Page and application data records
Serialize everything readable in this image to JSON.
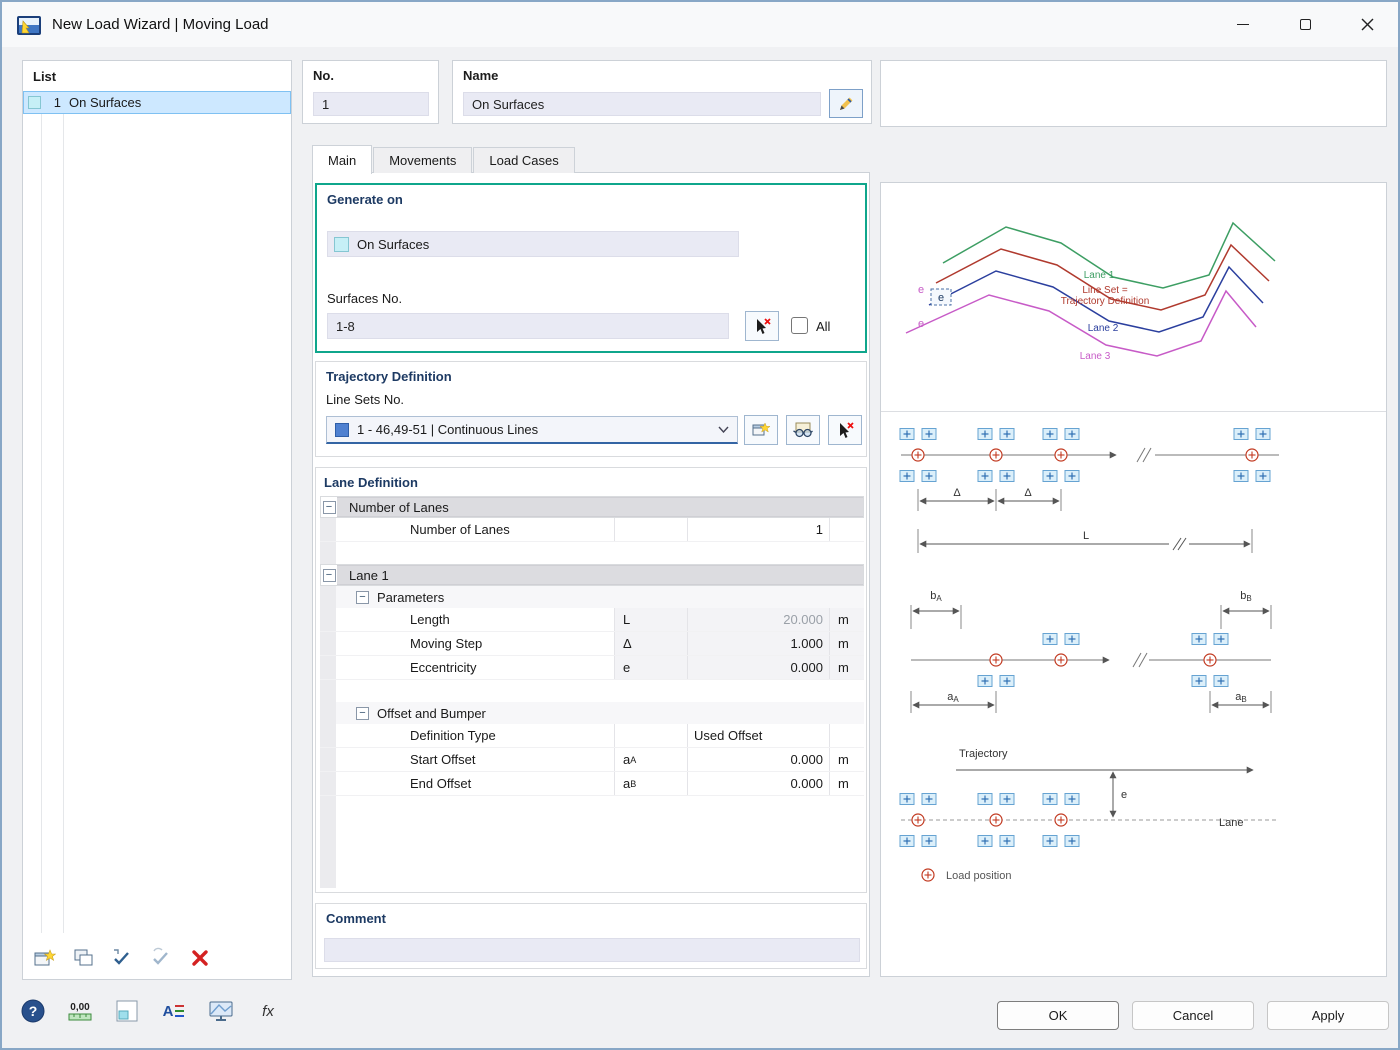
{
  "window": {
    "title": "New Load Wizard | Moving Load"
  },
  "list_panel": {
    "header": "List",
    "items": [
      {
        "number": "1",
        "label": "On Surfaces",
        "selected": true
      }
    ]
  },
  "no_field": {
    "label": "No.",
    "value": "1"
  },
  "name_field": {
    "label": "Name",
    "value": "On Surfaces"
  },
  "tabs": [
    {
      "label": "Main",
      "active": true
    },
    {
      "label": "Movements",
      "active": false
    },
    {
      "label": "Load Cases",
      "active": false
    }
  ],
  "generate_on": {
    "header": "Generate on",
    "type_value": "On Surfaces",
    "surfaces_label": "Surfaces No.",
    "surfaces_value": "1-8",
    "all_checkbox_label": "All",
    "highlight_color": "#0fa68c"
  },
  "trajectory": {
    "header": "Trajectory Definition",
    "line_sets_label": "Line Sets No.",
    "line_sets_value": "1 - 46,49-51 | Continuous Lines"
  },
  "lane_definition": {
    "header": "Lane Definition",
    "collapse_glyph": "−",
    "rows": [
      {
        "type": "group",
        "label": "Number of Lanes"
      },
      {
        "type": "data",
        "label": "Number of Lanes",
        "symbol": "",
        "value": "1",
        "unit": "",
        "align": "right"
      },
      {
        "type": "spacer"
      },
      {
        "type": "group",
        "label": "Lane 1"
      },
      {
        "type": "subgroup",
        "label": "Parameters"
      },
      {
        "type": "data",
        "label": "Length",
        "symbol": "L",
        "value": "20.000",
        "unit": "m",
        "align": "right",
        "disabled": true,
        "shaded": true
      },
      {
        "type": "data",
        "label": "Moving Step",
        "symbol": "Δ",
        "value": "1.000",
        "unit": "m",
        "align": "right",
        "shaded": true
      },
      {
        "type": "data",
        "label": "Eccentricity",
        "symbol": "e",
        "value": "0.000",
        "unit": "m",
        "align": "right",
        "shaded": true
      },
      {
        "type": "spacer"
      },
      {
        "type": "subgroup",
        "label": "Offset and Bumper"
      },
      {
        "type": "data",
        "label": "Definition Type",
        "symbol": "",
        "value": "Used Offset",
        "unit": "",
        "align": "left"
      },
      {
        "type": "data",
        "label": "Start Offset",
        "symbol": "a",
        "symbol_sub": "A",
        "value": "0.000",
        "unit": "m",
        "align": "right"
      },
      {
        "type": "data",
        "label": "End Offset",
        "symbol": "a",
        "symbol_sub": "B",
        "value": "0.000",
        "unit": "m",
        "align": "right"
      }
    ]
  },
  "comment": {
    "header": "Comment",
    "value": ""
  },
  "diagram": {
    "lanes": {
      "lane1": "Lane 1",
      "lineset_line1": "Line Set =",
      "lineset_line2": "Trajectory Definition",
      "lane2": "Lane 2",
      "lane3": "Lane 3",
      "ecc": "e",
      "colors": {
        "lane1": "#3d9e63",
        "lineset": "#b03a2e",
        "lane2": "#2b3f9e",
        "lane3": "#c75bc7"
      }
    },
    "scheme": {
      "delta": "Δ",
      "length": "L",
      "b_start": {
        "base": "b",
        "sub": "A"
      },
      "b_end": {
        "base": "b",
        "sub": "B"
      },
      "a_start": {
        "base": "a",
        "sub": "A"
      },
      "a_end": {
        "base": "a",
        "sub": "B"
      },
      "trajectory": "Trajectory",
      "lane": "Lane",
      "ecc": "e",
      "legend_load_position": "Load position"
    }
  },
  "footer": {
    "ok": "OK",
    "cancel": "Cancel",
    "apply": "Apply",
    "icons": {
      "help_text": "?",
      "units_text": "0,00",
      "annotation_text": "A",
      "formula_text": "fx"
    }
  }
}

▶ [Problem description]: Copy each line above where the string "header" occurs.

▶ [Result for this task]:
    "header": "List",
    "header": "Generate on",
    "header": "Trajectory Definition",
    "header": "Lane Definition",
    "header": "Comment",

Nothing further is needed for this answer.